Linux Cafe | Meeting Notes | Blog | Linux Links | Bling | About BLU

BLU Discuss list archive

[Date Prev][Date Next][Thread Prev][Thread Next][Date Index][Thread Index]

Banning IPs from Apache?

On Wed, 11 Feb 2004, Keller, Tim wrote:

> > From: Bob George [mailto:mailings02 at]
> > 
> > Duane Morin <dmorin at> wrote:
> > > Recently I'm experiencing nasty load problems on my home web
> > > server for reasons I have yet to determine.  But I do see that
> > > my access logs are full of the usual worm traffic.  Can
> > > somebody point me in the right direction (or just give me the
> > > quick tutorial) on whether I can tell Linux or Apache ASAP
> > > "here's a bunch of IPs that I dont want you to respond to at
> > > all?"  What's the optimal way of making sure that these hits
> > > don't kill your server (or even interfere with its usual
> > > operation)?
> > 
> > Stupid question, but how do you know in advance where hits from
> > worms will come from? Or are you getting massive hits from the
> > same addresses repeatedly? 
> Bob,
> What you could do is write a perl script that would just watch your
> error logs and then add a rule to iptables to just block that IP... 

But that doesn't quite answer the original question, does it? 

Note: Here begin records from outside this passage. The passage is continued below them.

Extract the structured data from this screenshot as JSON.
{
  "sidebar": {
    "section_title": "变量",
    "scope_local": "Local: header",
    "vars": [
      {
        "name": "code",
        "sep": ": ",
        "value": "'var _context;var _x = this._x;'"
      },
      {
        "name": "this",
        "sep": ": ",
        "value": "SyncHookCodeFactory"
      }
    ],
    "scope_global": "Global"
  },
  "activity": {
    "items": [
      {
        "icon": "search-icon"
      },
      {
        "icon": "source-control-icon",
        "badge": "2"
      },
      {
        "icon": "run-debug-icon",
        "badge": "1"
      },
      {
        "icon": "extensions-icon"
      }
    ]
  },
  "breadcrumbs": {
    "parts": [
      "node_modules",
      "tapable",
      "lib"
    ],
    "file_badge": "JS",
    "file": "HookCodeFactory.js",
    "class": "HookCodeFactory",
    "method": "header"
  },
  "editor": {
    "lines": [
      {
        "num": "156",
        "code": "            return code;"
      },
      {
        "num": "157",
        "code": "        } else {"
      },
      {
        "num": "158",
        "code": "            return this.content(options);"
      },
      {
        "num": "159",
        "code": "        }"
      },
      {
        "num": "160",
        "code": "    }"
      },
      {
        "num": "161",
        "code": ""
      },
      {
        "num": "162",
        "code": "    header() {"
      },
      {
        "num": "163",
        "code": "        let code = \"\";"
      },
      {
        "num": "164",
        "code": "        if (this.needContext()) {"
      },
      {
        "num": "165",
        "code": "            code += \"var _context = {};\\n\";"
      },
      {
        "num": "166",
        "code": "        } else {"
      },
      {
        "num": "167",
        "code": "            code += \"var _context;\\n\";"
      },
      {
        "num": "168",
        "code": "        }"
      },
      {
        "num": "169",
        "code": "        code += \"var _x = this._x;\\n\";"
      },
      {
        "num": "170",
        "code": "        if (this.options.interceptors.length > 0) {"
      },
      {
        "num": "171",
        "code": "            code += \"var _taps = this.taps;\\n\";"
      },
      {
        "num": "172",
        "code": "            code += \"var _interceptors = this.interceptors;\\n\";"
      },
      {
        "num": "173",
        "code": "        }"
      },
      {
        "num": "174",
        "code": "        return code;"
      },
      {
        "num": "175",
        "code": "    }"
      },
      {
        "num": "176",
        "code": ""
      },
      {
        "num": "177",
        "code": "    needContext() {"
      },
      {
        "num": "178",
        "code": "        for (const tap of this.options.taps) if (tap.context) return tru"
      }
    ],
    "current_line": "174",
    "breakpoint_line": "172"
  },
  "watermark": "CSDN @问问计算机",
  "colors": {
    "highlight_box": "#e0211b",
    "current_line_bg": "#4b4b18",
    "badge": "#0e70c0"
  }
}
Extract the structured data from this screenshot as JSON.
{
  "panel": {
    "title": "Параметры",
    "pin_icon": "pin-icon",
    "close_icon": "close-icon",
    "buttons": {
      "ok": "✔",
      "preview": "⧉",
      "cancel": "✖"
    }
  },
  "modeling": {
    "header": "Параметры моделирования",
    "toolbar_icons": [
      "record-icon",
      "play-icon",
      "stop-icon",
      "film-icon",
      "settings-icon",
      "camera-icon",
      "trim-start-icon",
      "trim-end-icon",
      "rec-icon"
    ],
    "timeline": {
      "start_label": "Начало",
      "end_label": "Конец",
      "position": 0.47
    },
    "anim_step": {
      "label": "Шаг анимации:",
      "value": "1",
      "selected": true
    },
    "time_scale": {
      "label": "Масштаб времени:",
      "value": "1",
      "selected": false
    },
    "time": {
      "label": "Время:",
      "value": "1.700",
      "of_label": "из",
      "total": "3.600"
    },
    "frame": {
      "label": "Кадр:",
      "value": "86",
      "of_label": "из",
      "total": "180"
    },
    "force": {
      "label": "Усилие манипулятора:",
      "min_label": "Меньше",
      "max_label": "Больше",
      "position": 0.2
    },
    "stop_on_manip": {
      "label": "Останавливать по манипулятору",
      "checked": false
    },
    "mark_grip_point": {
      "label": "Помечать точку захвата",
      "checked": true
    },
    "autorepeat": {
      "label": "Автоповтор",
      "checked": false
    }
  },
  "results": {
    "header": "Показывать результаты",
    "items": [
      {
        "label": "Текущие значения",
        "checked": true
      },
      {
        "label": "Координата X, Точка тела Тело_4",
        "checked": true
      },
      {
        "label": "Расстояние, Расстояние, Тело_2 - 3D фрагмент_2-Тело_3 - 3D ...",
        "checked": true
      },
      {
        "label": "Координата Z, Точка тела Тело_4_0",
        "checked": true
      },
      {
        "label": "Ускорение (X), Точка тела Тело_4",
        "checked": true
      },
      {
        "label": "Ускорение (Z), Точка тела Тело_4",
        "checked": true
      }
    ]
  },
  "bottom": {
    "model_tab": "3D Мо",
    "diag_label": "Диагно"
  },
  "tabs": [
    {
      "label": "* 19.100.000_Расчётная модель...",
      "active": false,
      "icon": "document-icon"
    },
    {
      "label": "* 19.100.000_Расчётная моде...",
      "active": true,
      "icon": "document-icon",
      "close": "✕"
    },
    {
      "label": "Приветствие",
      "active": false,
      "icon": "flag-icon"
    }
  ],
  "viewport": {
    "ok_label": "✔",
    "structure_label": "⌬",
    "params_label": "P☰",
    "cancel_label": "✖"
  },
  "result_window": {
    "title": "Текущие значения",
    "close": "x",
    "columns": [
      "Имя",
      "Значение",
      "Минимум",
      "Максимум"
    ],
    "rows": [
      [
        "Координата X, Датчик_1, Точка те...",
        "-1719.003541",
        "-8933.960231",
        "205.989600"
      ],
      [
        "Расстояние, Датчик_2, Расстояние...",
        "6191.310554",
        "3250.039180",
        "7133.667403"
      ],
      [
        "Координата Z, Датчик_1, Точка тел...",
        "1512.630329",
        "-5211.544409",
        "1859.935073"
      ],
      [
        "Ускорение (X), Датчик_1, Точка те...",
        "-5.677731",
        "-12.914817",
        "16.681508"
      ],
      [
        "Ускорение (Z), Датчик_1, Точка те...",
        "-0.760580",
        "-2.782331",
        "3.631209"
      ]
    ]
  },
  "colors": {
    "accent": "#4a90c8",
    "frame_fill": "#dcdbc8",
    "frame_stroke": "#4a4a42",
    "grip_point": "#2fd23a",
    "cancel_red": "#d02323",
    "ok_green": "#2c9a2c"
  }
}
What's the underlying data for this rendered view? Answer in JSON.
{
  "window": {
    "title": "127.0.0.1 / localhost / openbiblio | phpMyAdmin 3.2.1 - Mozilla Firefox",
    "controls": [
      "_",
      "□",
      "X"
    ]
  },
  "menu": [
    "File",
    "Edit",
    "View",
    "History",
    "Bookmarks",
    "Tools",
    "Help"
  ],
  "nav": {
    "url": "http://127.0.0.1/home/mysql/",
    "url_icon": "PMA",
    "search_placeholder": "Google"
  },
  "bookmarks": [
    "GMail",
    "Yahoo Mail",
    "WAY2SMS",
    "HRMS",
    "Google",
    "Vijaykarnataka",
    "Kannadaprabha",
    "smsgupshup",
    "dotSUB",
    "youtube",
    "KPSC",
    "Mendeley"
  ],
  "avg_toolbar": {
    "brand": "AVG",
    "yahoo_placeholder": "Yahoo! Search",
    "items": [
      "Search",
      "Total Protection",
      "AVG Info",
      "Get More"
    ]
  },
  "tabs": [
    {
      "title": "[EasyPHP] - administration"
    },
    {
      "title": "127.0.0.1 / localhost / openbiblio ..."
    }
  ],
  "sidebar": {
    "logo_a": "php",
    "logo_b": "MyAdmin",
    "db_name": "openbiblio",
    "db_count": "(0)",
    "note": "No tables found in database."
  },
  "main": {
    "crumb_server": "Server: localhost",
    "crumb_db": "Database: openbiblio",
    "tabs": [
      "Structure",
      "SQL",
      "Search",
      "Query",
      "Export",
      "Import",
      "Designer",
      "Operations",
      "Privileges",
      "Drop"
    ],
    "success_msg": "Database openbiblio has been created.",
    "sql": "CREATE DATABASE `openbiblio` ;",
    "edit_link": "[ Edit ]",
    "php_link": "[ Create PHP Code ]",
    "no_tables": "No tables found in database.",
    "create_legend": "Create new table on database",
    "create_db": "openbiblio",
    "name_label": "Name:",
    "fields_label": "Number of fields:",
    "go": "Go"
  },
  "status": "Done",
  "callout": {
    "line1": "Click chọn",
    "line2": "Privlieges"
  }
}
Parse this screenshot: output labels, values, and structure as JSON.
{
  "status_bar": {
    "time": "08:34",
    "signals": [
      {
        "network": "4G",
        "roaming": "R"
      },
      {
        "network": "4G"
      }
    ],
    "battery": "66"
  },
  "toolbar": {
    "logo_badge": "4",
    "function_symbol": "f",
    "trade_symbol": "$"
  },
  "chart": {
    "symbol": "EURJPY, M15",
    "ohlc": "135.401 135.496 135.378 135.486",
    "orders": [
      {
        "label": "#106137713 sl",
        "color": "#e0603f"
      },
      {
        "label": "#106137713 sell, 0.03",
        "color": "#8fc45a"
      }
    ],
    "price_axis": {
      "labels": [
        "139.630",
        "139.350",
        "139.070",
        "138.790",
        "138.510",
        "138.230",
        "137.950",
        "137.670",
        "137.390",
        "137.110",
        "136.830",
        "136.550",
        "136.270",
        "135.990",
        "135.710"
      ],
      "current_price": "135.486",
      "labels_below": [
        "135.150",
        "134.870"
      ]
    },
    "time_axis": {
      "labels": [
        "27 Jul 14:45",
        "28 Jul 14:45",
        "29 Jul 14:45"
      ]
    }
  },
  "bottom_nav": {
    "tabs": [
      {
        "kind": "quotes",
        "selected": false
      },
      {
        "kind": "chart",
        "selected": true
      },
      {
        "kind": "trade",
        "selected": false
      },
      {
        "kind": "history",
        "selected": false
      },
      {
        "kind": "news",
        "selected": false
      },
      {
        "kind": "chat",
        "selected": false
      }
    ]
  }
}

Yes, you can adaptively respond to where this traffic starts coming in
from, and the suggestion you make ought to work very well for that kind of

But has anyone done much profiling of typical worm traffic? How bad is the
"repeat offender" situation? Is it possible to know in advance what IPs or
netblocks ought to be filtered? 

When this message first popped up, my instinct was that Apache was the
wrong level to fix this -- the iptables line of thought should do better. 

But now that I think about it, what about Apache's mod_throttle? Could it
do this kind of adaptive filtering for you at the web server level? It
might not be as efficient as a firewall that just blocks the traffic
before it gets that far, but it might be easier to maintain, too.


It looks like the ThrottleRuntimeFile directive could be used to save
state data to a file, and that file could in turn be parsed by the
above-suggested Perl script to update your iptables config. This might
actually be a pretty robust approach to try...

Not that it's at all predictive though. I'm not answering the earlier
question either, but I'm also interested in responses to that :)

Chris Devers

BLU is a member of BostonUserGroups
BLU is a member of BostonUserGroups
We also thank MIT for the use of their facilities.

Valid HTML 4.01! Valid CSS!

Boston Linux & Unix /